Charamsa wrote a letter on Oct. 3 to Pope Francis where he addressed the hypocrisy of the Vatican for banning gay priests when the clergy was “full of homosexuals.” He released a copy of this letter to the BBC as well. Even as he puts all of his efforts into pointing out the double standards and injustices of the Roman Catholic Church, I respect him. However, I also wonder how much is going to be achieved.
Charamsa is one man. There are many like him, but they are either closeted and seemingly silent. On one hand, his actions and words might urge others in the Church and elsewhere to stand up for themselves, and every part of me wants that to happen. Yet, if I look at it objectively, I fear that it will not.
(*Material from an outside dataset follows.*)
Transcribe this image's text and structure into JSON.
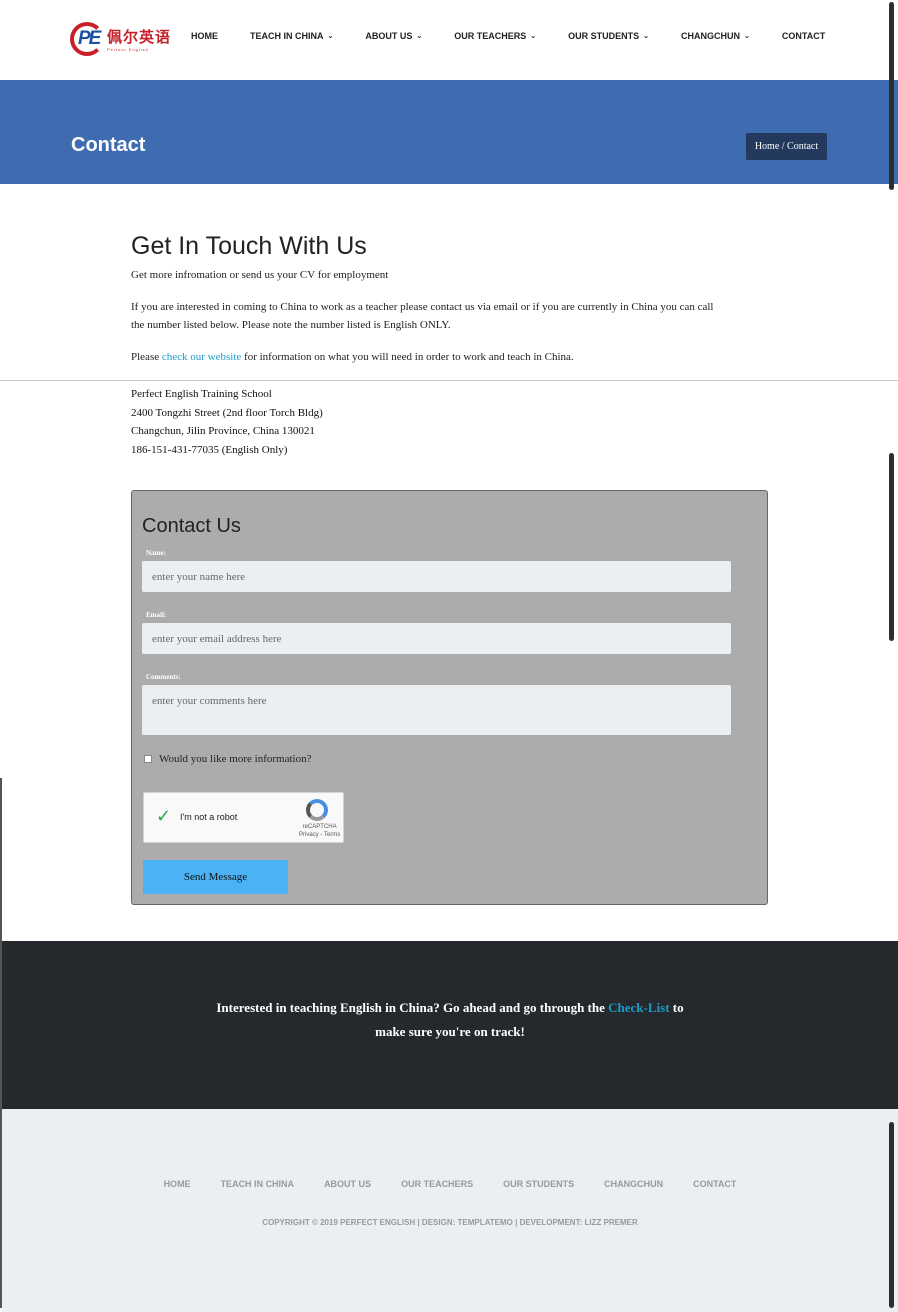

Why? Simply because of what happened to Charamsa.
Admittedly, Charamsa being in a relationship violates the vow of celibacy Catholic priests take. Yet it cannot be denied that his sexuality played a role in his removal from his post. Others in the Church will see the aftermath of this, and the fear of being stripped off their job — the only thing many of them have ever known — might be too paralyzing to allow them to take a stand. Moreover, Charamsa said that he is scared of what might happen to his mother because of his confession. I am sure he is not alone in his concerns.
In his letter, he praises Pope Francis for more progressive attitudes towards the gay community. Reading that made me happy, but then again Pope Francis is also only one man. He may preach and he may advocate, but the synod on family held in October still did not make any changes to the attitude towards gay Catholics. He is only one man that someday will be relieved of his papal duties. What will happen then?
Orthodoxy will prevail. Sparks are supposed to start revolutions (or fires). I respect and admire Charamsa and even Pope Francis for attempting to be some form of the spark needed to give LGBT Catholics the rights they deserve. However, said spark cannot ignite anything if the surroundings do not permit it. There is unrest, but there is also a great deal of fear and the weight of popular opinion. Much of the world may agree with Charamsa and Pope Francis, but in the Vatican the majority will never go against the status quo. Not yet, anyway.
I hope that the sparks that these figures have ignited will lead to something in the near future, because I know that it is not realistic to believe that a change of this magnitude will happen now. The secular world is seeing changes after years and years of efforts and injustices. The religious world will need more time. The religious world will need more fervor and effort and more people like Charamsa.